A life science entrepreneur predicts the five key areas in the Indian healthcare space that promise great opportunities over the coming years.
Is India leading the wave of innovation in the global healthcare market or catching-up Take a wild guess. Both. In India's mission of local excellence but global alignment, what are the promising trends for the next decade Let's take a look:
Electronic Health Records
Electronic health records are the foundation of the upcoming global data revolution. They not only do away with physician's illegible prescriptions, but its digital database of health records provide a foundation for pattern recognition, trend monitoring, traceability, machine-learning based personalised outcomes and several more advantages. Given Indians' ability to adapt to technology faster, EHR is top on the Indian
market's hype curve.
Indian government's recent policies including the development of National Health Stack and SNOMED membership are very supportive of the market in this direction. Start-ups like Crane Global Solutions are already leading the wave beginning with several leading hospital systems.
There is an outdated fallacy I would like to highlight - you can only choose two of the three options “low cost, short time, high quality.” Moore's law and frugal innovation disprove this theory - leveraging innovations like surgical robotics which is getting cheaper day by day focuses on providing very precise treatment in the best timeframe possible. Frugal
will not just be an urban thing but will also enable rural physicians to provide the most efficient care possible. Apollo Hospitals has already begun to lead this movement, beginning with the south-Indian market.
Point-of-care door-step diagnostics
According to Porter's five forces, the buyers have a voice, impacting the market trend. This buyer market is beginning to ask some bold questions like, “Why does it take so much time to get a blood test done Can I get quicker results Fast-food styled, on the spot results ” Point-of-care diagnostics is not just an Indian trend but a global trend with advancing innovations in biochemistry and assay-reagent based diagnoses. Ignoring the capital-intensive upfront research and development, the steady state operational cost of point-of-care diagnostics, even in the global markets, is becoming very comparable to what we are paying the lab today. In the next decade, point-of-care, accurate and precise diagnostics, like MicroX labs' technology out of IISc Bangalore working on the comprehensive metabolic panel will radically disrupt the diagnostic industry.
Clinical research and trials
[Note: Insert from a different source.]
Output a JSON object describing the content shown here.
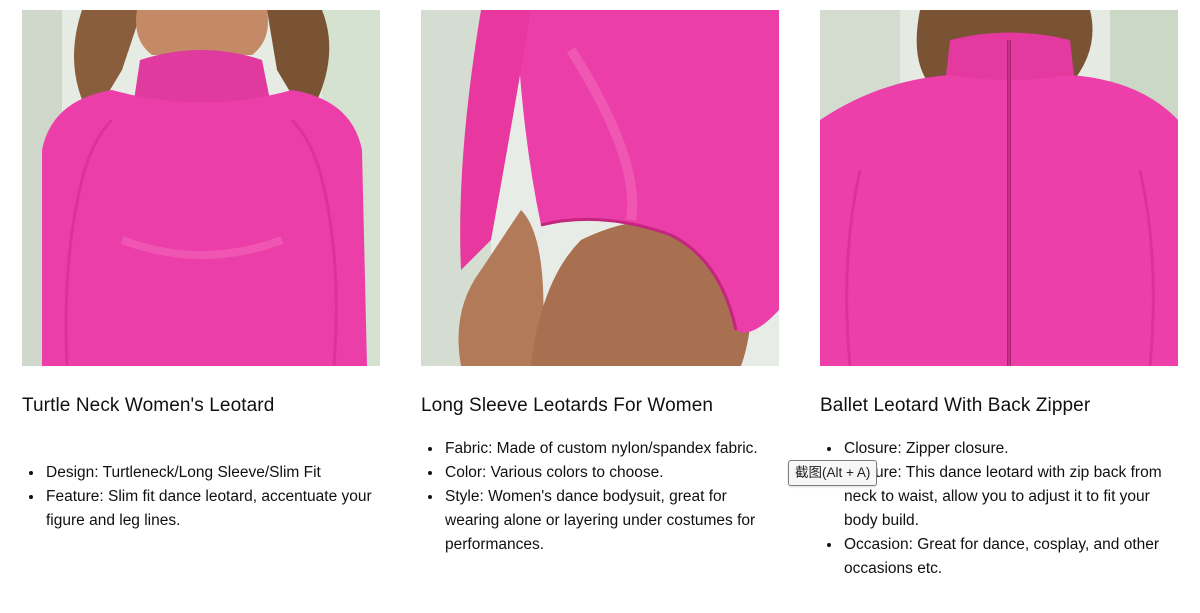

Globally, the USFDA's PMA (Pre-market approval application) policy on introducing new drugs and the associated clinical trial policy has influenced several markets over the past generation, India especially. Increasing awareness and the openness to clinical trials amongst the common people has been a significant influence in driving this trend. Gone are the days when bigwigs like Cipla, Novartis or Dr Reddy's Labs were the only ones who could afford developing new drugs and conduct clinical trials - globalisation, increasing talent pool and higher capital infusion will drive the organic research, trial and application of new drugs in India.
I would like to recall a healthcare leader's quote, “If you innovate a new medical device that is not cloud-connected, you are sending the hospital years behind and not forward!” As an offspring of the global digital revolution, in the age of driverless cars and flying taxis, there is an urgent need to make almost every medical device and technology in the hospital ecosystem connected to the hospital monitoring system, providing a dashboard to physicians, administrators, patients, and the supply chain system. This is perhaps the hottest trend in the Indian market, currently.
Given India's large population and density distribution, India is a unique market by itself. Leapfrogging learning curves while adopting a frugal mindset is the only way to beat the innovation race for a cost-driven, volume-based market like India.
Vivek Kopparthi is the Co-Founder and CEO of NeoLight.